**Activity:**
Repeat each entry word for word. Leave any images out of the copy.

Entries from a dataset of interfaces
- - - - - - -
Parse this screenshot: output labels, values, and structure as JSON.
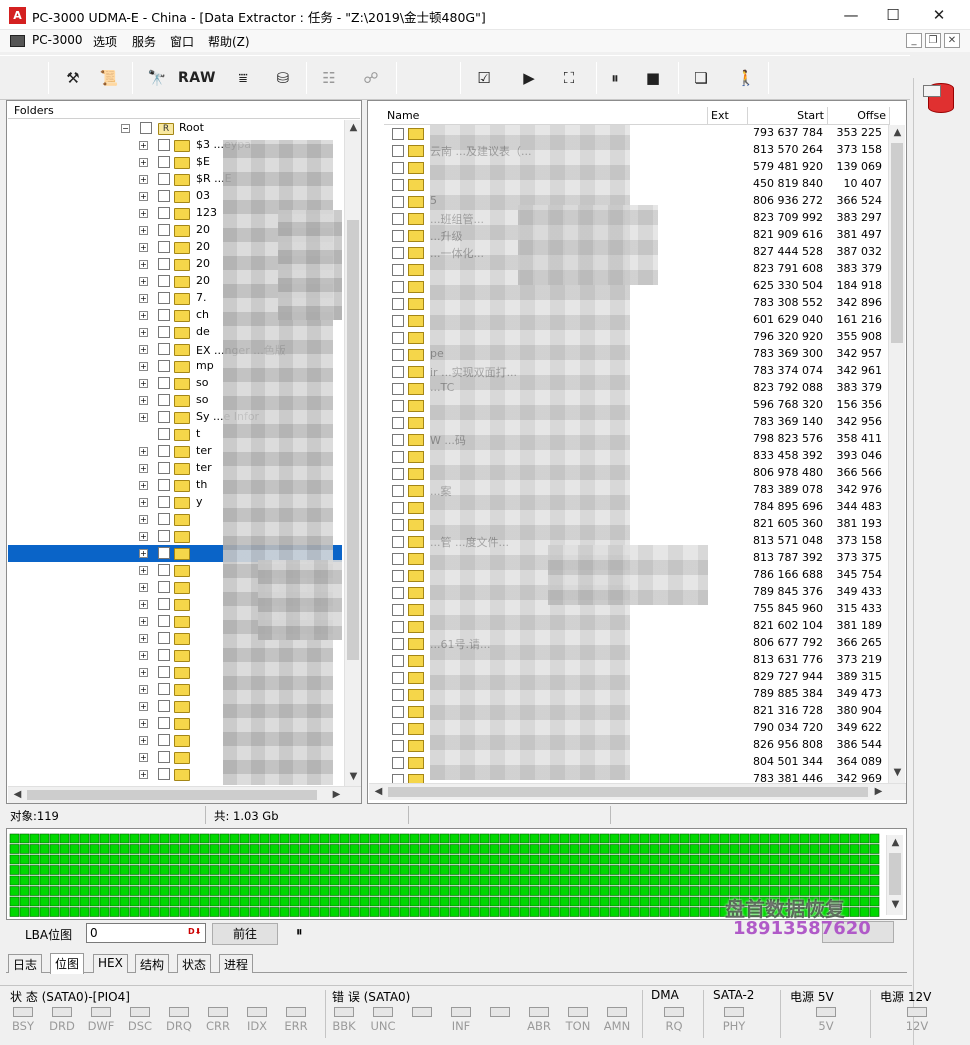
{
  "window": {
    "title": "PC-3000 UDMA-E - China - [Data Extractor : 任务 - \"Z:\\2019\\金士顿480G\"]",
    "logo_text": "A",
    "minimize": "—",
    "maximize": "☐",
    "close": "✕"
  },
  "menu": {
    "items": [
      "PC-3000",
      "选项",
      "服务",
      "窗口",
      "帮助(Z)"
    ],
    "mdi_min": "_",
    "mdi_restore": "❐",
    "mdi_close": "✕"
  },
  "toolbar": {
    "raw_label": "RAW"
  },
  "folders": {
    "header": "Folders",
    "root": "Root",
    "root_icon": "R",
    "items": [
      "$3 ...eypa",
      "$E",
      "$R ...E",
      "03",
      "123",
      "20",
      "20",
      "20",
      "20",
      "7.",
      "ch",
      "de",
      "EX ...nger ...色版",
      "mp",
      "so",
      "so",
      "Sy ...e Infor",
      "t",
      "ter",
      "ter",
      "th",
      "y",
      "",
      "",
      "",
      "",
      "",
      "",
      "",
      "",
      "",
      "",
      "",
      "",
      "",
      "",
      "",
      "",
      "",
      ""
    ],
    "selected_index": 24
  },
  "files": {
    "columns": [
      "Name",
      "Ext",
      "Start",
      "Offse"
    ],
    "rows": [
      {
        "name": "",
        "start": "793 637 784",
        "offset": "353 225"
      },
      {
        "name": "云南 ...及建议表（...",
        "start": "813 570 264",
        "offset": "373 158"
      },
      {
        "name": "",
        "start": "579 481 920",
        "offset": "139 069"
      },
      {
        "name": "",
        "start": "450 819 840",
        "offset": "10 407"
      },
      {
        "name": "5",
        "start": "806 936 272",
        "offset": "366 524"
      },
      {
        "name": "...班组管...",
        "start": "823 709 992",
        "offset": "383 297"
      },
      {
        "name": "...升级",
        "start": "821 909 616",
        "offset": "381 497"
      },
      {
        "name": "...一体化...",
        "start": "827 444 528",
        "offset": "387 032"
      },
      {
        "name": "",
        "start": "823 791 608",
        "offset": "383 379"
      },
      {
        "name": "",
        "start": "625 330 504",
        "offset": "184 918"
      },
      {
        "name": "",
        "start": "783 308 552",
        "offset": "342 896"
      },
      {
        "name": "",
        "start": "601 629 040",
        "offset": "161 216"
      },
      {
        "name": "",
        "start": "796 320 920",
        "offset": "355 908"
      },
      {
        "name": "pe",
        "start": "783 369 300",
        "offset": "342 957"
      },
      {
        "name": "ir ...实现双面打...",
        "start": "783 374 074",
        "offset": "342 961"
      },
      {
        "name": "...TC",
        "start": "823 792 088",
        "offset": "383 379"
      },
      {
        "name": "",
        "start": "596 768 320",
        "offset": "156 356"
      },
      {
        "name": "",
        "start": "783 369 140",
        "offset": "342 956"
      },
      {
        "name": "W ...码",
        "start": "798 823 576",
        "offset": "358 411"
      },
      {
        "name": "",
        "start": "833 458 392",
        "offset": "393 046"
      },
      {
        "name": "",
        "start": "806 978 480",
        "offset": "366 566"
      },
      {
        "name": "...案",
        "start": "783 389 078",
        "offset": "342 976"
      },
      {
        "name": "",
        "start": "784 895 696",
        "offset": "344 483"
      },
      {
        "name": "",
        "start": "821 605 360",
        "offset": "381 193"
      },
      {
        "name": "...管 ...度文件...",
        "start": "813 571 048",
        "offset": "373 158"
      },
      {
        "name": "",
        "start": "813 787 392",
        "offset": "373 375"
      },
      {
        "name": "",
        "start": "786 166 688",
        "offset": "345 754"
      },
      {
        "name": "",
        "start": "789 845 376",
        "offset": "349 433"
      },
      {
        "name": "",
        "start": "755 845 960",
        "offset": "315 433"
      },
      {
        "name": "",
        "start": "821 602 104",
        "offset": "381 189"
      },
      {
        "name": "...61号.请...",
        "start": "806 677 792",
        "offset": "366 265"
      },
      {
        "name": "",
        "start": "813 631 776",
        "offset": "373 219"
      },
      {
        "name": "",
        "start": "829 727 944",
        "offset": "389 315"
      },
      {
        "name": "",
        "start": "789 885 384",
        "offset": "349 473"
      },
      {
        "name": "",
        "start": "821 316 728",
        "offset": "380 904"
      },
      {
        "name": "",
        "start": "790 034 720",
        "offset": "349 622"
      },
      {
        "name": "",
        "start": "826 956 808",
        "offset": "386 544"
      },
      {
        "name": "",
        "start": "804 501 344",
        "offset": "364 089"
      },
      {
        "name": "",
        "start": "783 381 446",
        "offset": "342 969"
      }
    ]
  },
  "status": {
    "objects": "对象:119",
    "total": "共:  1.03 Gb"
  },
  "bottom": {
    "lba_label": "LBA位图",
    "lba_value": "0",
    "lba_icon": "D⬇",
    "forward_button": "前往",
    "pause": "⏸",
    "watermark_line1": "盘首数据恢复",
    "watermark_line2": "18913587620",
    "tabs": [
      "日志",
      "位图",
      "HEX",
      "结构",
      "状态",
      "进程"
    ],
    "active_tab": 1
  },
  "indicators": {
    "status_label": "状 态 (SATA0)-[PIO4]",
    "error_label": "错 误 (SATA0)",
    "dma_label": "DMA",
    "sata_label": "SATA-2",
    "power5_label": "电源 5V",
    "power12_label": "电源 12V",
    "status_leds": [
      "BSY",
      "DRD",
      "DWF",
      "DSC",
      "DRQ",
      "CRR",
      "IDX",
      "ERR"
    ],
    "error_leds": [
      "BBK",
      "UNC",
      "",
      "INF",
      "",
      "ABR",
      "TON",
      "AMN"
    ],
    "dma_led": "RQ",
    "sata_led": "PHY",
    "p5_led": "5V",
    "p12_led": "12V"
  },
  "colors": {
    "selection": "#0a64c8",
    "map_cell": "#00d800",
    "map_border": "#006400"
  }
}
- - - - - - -
**Answer to the problem:**
Parse this screenshot: output labels, values, and structure as JSON.
{
  "window": {
    "title": "PC-3000 UDMA-E - China - [Data Extractor : 任务 - \"Z:\\2019\\金士顿480G\"]",
    "logo_text": "A",
    "minimize": "—",
    "maximize": "☐",
    "close": "✕"
  },
  "menu": {
    "items": [
      "PC-3000",
      "选项",
      "服务",
      "窗口",
      "帮助(Z)"
    ],
    "mdi_min": "_",
    "mdi_restore": "❐",
    "mdi_close": "✕"
  },
  "toolbar": {
    "raw_label": "RAW"
  },
  "folders": {
    "header": "Folders",
    "root": "Root",
    "root_icon": "R",
    "items": [
      "$3 ...eypa",
      "$E",
      "$R ...E",
      "03",
      "123",
      "20",
      "20",
      "20",
      "20",
      "7.",
      "ch",
      "de",
      "EX ...nger ...色版",
      "mp",
      "so",
      "so",
      "Sy ...e Infor",
      "t",
      "ter",
      "ter",
      "th",
      "y",
      "",
      "",
      "",
      "",
      "",
      "",
      "",
      "",
      "",
      "",
      "",
      "",
      "",
      "",
      "",
      "",
      "",
      ""
    ],
    "selected_index": 24
  },
  "files": {
    "columns": [
      "Name",
      "Ext",
      "Start",
      "Offse"
    ],
    "rows": [
      {
        "name": "",
        "start": "793 637 784",
        "offset": "353 225"
      },
      {
        "name": "云南 ...及建议表（...",
        "start": "813 570 264",
        "offset": "373 158"
      },
      {
        "name": "",
        "start": "579 481 920",
        "offset": "139 069"
      },
      {
        "name": "",
        "start": "450 819 840",
        "offset": "10 407"
      },
      {
        "name": "5",
        "start": "806 936 272",
        "offset": "366 524"
      },
      {
        "name": "...班组管...",
        "start": "823 709 992",
        "offset": "383 297"
      },
      {
        "name": "...升级",
        "start": "821 909 616",
        "offset": "381 497"
      },
      {
        "name": "...一体化...",
        "start": "827 444 528",
        "offset": "387 032"
      },
      {
        "name": "",
        "start": "823 791 608",
        "offset": "383 379"
      },
      {
        "name": "",
        "start": "625 330 504",
        "offset": "184 918"
      },
      {
        "name": "",
        "start": "783 308 552",
        "offset": "342 896"
      },
      {
        "name": "",
        "start": "601 629 040",
        "offset": "161 216"
      },
      {
        "name": "",
        "start": "796 320 920",
        "offset": "355 908"
      },
      {
        "name": "pe",
        "start": "783 369 300",
        "offset": "342 957"
      },
      {
        "name": "ir ...实现双面打...",
        "start": "783 374 074",
        "offset": "342 961"
      },
      {
        "name": "...TC",
        "start": "823 792 088",
        "offset": "383 379"
      },
      {
        "name": "",
        "start": "596 768 320",
        "offset": "156 356"
      },
      {
        "name": "",
        "start": "783 369 140",
        "offset": "342 956"
      },
      {
        "name": "W ...码",
        "start": "798 823 576",
        "offset": "358 411"
      },
      {
        "name": "",
        "start": "833 458 392",
        "offset": "393 046"
      },
      {
        "name": "",
        "start": "806 978 480",
        "offset": "366 566"
      },
      {
        "name": "...案",
        "start": "783 389 078",
        "offset": "342 976"
      },
      {
        "name": "",
        "start": "784 895 696",
        "offset": "344 483"
      },
      {
        "name": "",
        "start": "821 605 360",
        "offset": "381 193"
      },
      {
        "name": "...管 ...度文件...",
        "start": "813 571 048",
        "offset": "373 158"
      },
      {
        "name": "",
        "start": "813 787 392",
        "offset": "373 375"
      },
      {
        "name": "",
        "start": "786 166 688",
        "offset": "345 754"
      },
      {
        "name": "",
        "start": "789 845 376",
        "offset": "349 433"
      },
      {
        "name": "",
        "start": "755 845 960",
        "offset": "315 433"
      },
      {
        "name": "",
        "start": "821 602 104",
        "offset": "381 189"
      },
      {
        "name": "...61号.请...",
        "start": "806 677 792",
        "offset": "366 265"
      },
      {
        "name": "",
        "start": "813 631 776",
        "offset": "373 219"
      },
      {
        "name": "",
        "start": "829 727 944",
        "offset": "389 315"
      },
      {
        "name": "",
        "start": "789 885 384",
        "offset": "349 473"
      },
      {
        "name": "",
        "start": "821 316 728",
        "offset": "380 904"
      },
      {
        "name": "",
        "start": "790 034 720",
        "offset": "349 622"
      },
      {
        "name": "",
        "start": "826 956 808",
        "offset": "386 544"
      },
      {
        "name": "",
        "start": "804 501 344",
        "offset": "364 089"
      },
      {
        "name": "",
        "start": "783 381 446",
        "offset": "342 969"
      }
    ]
  },
  "status": {
    "objects": "对象:119",
    "total": "共:  1.03 Gb"
  },
  "bottom": {
    "lba_label": "LBA位图",
    "lba_value": "0",
    "lba_icon": "D⬇",
    "forward_button": "前往",
    "pause": "⏸",
    "watermark_line1": "盘首数据恢复",
    "watermark_line2": "18913587620",
    "tabs": [
      "日志",
      "位图",
      "HEX",
      "结构",
      "状态",
      "进程"
    ],
    "active_tab": 1
  },
  "indicators": {
    "status_label": "状 态 (SATA0)-[PIO4]",
    "error_label": "错 误 (SATA0)",
    "dma_label": "DMA",
    "sata_label": "SATA-2",
    "power5_label": "电源 5V",
    "power12_label": "电源 12V",
    "status_leds": [
      "BSY",
      "DRD",
      "DWF",
      "DSC",
      "DRQ",
      "CRR",
      "IDX",
      "ERR"
    ],
    "error_leds": [
      "BBK",
      "UNC",
      "",
      "INF",
      "",
      "ABR",
      "TON",
      "AMN"
    ],
    "dma_led": "RQ",
    "sata_led": "PHY",
    "p5_led": "5V",
    "p12_led": "12V"
  },
  "colors": {
    "selection": "#0a64c8",
    "map_cell": "#00d800",
    "map_border": "#006400"
  }
}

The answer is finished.